Where a line of the records contains the word "Matilda", show that line.
━━━━━━━━━━━━━━━━
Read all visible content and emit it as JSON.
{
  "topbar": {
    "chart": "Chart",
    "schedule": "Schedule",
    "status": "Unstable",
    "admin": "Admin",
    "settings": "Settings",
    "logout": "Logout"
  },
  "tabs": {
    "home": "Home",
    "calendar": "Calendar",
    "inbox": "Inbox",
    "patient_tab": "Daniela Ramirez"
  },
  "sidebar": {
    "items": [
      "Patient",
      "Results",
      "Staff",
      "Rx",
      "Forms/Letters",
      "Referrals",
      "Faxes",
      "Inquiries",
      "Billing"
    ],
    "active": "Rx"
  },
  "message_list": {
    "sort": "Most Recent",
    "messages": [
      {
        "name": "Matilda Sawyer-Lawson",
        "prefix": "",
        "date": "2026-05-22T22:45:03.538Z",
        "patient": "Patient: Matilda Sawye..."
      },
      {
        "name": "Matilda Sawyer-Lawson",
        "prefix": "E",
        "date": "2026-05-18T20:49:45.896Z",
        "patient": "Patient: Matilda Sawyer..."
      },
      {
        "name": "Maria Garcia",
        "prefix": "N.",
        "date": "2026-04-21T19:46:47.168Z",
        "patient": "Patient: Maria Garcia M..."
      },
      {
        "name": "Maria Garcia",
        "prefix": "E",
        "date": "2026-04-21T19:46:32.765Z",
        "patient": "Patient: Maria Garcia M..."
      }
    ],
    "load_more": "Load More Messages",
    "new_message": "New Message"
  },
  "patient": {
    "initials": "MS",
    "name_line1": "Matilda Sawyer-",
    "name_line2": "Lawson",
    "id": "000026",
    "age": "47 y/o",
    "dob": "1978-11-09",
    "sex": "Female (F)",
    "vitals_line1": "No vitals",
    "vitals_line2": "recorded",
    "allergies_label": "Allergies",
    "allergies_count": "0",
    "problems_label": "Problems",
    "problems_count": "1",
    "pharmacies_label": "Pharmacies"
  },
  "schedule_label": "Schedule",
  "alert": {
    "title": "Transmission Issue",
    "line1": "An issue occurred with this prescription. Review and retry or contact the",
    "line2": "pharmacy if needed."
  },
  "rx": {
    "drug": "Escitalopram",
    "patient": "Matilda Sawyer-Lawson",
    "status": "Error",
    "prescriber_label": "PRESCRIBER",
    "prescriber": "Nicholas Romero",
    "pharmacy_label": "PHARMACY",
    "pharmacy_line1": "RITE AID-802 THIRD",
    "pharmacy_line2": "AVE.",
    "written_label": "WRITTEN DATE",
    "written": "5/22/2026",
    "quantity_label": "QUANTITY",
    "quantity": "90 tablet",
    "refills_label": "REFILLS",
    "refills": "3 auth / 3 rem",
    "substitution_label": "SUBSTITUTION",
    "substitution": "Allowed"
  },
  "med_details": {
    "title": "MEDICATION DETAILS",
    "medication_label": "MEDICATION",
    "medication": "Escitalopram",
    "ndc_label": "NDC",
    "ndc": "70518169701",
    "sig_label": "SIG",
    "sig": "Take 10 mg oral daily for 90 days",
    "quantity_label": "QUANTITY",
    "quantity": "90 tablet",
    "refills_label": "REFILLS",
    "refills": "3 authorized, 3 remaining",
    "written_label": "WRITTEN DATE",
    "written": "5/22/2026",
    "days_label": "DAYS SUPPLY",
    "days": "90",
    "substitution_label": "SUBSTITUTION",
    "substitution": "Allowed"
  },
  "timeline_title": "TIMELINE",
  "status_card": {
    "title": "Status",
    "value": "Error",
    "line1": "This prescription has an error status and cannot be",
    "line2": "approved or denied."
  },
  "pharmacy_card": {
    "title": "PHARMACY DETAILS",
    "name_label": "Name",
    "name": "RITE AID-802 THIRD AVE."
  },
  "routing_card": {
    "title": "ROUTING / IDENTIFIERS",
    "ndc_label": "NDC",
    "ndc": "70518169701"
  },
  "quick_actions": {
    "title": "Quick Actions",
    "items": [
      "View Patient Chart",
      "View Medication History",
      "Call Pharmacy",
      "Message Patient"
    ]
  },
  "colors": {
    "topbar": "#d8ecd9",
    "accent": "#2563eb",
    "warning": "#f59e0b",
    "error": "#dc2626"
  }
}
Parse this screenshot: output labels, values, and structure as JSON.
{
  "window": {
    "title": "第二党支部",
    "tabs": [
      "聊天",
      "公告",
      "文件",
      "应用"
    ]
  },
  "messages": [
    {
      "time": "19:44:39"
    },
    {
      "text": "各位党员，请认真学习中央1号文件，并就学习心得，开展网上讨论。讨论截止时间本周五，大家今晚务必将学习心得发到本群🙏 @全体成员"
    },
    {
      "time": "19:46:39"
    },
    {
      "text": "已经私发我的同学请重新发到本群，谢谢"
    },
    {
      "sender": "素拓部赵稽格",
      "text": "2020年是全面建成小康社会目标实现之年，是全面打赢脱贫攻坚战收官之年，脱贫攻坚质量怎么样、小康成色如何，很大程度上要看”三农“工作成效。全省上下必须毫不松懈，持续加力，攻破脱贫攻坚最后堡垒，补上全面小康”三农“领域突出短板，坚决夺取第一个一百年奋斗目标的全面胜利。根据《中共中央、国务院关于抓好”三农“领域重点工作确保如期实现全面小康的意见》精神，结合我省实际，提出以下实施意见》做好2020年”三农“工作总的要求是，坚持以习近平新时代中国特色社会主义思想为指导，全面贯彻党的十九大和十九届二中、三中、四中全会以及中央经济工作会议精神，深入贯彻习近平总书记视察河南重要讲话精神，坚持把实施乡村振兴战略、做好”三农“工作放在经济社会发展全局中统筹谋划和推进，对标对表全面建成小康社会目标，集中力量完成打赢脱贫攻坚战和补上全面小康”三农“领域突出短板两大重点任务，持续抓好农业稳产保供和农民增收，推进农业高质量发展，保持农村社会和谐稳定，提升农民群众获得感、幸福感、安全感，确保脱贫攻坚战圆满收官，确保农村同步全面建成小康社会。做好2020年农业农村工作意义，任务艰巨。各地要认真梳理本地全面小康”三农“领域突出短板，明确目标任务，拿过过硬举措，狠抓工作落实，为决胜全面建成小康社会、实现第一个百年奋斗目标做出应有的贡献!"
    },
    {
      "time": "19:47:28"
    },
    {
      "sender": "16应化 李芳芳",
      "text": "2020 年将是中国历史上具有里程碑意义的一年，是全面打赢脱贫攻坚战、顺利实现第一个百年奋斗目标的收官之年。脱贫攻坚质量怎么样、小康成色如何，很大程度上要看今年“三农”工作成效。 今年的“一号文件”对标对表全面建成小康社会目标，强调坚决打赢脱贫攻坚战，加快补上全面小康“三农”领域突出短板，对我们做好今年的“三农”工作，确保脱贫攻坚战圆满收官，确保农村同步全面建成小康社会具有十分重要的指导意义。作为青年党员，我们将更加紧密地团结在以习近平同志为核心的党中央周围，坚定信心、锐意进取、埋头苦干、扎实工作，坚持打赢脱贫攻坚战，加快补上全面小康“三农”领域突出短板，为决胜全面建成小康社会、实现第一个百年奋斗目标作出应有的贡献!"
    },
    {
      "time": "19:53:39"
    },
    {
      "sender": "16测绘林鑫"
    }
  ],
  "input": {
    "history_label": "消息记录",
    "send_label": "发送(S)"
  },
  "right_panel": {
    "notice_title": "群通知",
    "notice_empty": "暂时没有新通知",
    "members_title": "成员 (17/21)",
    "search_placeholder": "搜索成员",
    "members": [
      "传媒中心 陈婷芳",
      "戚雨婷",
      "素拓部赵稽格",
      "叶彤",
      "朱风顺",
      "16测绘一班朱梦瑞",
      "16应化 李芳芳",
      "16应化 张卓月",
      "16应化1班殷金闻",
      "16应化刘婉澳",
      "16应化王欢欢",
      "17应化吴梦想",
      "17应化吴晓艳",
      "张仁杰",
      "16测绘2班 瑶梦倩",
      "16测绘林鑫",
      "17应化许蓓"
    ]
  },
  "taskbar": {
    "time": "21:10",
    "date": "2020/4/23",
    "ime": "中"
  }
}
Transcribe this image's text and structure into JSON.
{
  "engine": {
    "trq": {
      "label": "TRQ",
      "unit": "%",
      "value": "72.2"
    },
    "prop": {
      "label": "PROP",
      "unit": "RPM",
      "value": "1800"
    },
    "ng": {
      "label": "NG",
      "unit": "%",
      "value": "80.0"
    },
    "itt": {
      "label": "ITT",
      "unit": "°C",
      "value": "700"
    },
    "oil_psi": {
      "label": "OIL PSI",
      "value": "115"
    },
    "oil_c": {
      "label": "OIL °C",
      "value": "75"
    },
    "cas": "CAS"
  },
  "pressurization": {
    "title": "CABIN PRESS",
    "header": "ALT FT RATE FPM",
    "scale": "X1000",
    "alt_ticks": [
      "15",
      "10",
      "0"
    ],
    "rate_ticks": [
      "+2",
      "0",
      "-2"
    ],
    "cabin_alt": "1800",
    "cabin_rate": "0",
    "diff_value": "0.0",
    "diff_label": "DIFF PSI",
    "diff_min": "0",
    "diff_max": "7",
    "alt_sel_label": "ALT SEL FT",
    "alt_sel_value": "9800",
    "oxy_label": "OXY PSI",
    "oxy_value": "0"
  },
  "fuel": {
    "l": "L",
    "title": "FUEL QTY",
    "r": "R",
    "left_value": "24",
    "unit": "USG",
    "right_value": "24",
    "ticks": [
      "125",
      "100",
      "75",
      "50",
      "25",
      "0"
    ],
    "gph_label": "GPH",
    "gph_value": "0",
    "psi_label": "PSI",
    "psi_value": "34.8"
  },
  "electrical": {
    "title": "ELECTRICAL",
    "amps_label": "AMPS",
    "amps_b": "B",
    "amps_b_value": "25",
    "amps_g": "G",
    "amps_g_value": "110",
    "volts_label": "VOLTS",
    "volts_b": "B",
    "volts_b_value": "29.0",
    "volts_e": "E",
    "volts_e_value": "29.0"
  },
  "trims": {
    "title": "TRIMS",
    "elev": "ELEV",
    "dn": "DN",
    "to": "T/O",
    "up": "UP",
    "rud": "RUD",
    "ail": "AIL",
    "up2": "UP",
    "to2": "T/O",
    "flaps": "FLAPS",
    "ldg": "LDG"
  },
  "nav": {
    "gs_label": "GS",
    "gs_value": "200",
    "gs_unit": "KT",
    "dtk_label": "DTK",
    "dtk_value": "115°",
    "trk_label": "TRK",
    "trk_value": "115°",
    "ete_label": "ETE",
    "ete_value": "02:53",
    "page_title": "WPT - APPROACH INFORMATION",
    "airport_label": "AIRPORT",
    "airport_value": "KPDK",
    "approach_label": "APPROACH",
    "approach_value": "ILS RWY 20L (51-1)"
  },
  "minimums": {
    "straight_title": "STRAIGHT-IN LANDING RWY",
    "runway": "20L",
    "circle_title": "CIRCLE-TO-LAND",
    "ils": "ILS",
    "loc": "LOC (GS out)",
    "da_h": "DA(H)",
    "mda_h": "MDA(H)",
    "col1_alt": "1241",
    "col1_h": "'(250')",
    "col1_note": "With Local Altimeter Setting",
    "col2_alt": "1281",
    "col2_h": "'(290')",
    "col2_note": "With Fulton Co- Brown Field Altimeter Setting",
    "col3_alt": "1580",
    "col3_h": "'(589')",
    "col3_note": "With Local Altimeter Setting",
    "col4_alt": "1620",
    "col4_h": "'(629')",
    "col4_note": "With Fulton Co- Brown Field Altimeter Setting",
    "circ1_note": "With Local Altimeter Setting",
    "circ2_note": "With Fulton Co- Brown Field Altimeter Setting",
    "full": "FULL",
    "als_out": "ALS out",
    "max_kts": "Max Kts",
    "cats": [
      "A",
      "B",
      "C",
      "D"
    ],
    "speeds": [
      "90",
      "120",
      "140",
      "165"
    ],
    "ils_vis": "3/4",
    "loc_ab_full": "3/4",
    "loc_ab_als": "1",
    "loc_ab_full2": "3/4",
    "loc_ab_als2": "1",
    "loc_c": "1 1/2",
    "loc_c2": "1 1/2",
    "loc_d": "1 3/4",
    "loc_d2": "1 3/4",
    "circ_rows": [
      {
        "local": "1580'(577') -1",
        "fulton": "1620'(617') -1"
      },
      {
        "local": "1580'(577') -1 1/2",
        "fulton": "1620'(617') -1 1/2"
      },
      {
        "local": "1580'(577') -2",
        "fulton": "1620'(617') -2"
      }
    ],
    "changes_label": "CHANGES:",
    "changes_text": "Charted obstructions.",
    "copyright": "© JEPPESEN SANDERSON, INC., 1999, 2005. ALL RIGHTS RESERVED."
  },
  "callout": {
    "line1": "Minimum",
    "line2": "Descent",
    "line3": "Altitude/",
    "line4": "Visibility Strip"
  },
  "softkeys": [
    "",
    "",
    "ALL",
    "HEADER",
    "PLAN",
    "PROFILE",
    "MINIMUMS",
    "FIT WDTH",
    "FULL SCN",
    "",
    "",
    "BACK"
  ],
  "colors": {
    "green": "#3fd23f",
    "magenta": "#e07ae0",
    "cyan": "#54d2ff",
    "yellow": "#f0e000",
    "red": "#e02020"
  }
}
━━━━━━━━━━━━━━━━
• _RESPONSE BELOW_:
        "name": "Matilda Sawyer-Lawson",
        "patient": "Patient: Matilda Sawye..."
        "name": "Matilda Sawyer-Lawson",
        "patient": "Patient: Matilda Sawyer..."
    "name_line1": "Matilda Sawyer-",
    "patient": "Matilda Sawyer-Lawson",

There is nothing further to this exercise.